On Thursday, 22 state attorneys general signed an amicus brief at the U.S. Supreme Court supporting Arkansas’ law that bans abortions performed because the unborn child may have Down Syndrome.
In 2019 the Arkansas Legislature passed Act 619 prohibiting abortion of an unborn baby solely because the child has Down Syndrome.
At the time, Family Council estimated that Act 619 could save upwards of 100 unborn children in Arkansas every single year.
In response, the ACLU and the state’s only surgical abortion facility sued the State of Arkansas to have the law struck down. Federal courts subsequently blocked Arkansas from enforcing the law.
Even though a three-judge panel from the Eighth Circuit Court of Appeals ruled the law should remain blocked, two of the judges asked the U.S. Supreme Court to review its precedent on pro-life laws that protect unborn children — like those who may have Down Syndrome — from abortion.
In April Arkansas Attorney General Leslie Rutledge filed a petition with the U.S. Supreme Court asking the nation’s highest court to take up the case.
Now 22 other states have joined the fight to support this good law.

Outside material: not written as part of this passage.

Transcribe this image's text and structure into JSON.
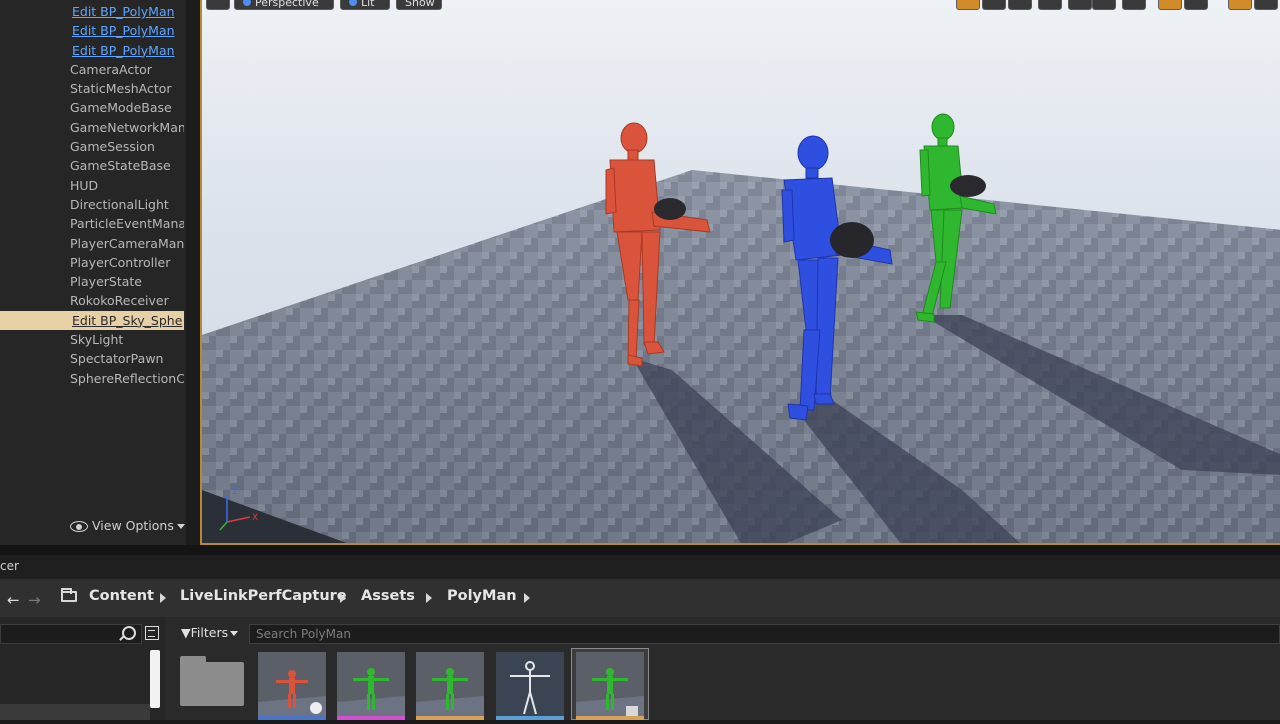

The states are:
- North Dakota
- South Carolina
- South Dakota
- West Virginia
- Protecting the entire class of persons with Down Syndrome from being targeted for elimination solely because of disability;
- Eradicating historical animus and bias against persons with Down Syndrome;
- Safeguarding the integrity of the medical profession by preventing doctors from abandoning their traditional role as healers to become the killers of disabled populations;
- Drawing a clear boundary against additional eugenic practices targeted at disabled persons and others;
- Countering the stigma that eugenic abortion currently imposes on persons with disabilities;
- Ensuring that the existing Down Syndrome community does not become starved of resources for research and care for individuals with Down Syndrome;
- Protecting against the devaluation of all human life inherent in any decision to target a person for elimination based on an immutable characteristic; and
- Fostering the diversity of society and protecting society from the incalculable loss that would occur if people with Down Syndrome were eliminated.
Many people are closely watching this court case, because it has the potential to reshape how federal judges treat state abortion laws. It could give the U.S. Supreme Court an opportunity to reverse or amend past rulings like Planned Parenthood v. Casey or June Medical Services v. Russo.
This is an opportunity for Arkansas Attorney General Rutledge and her team to win a big, pro-life victory in court that could help save the lives of unborn children in Arkansas and across the nation.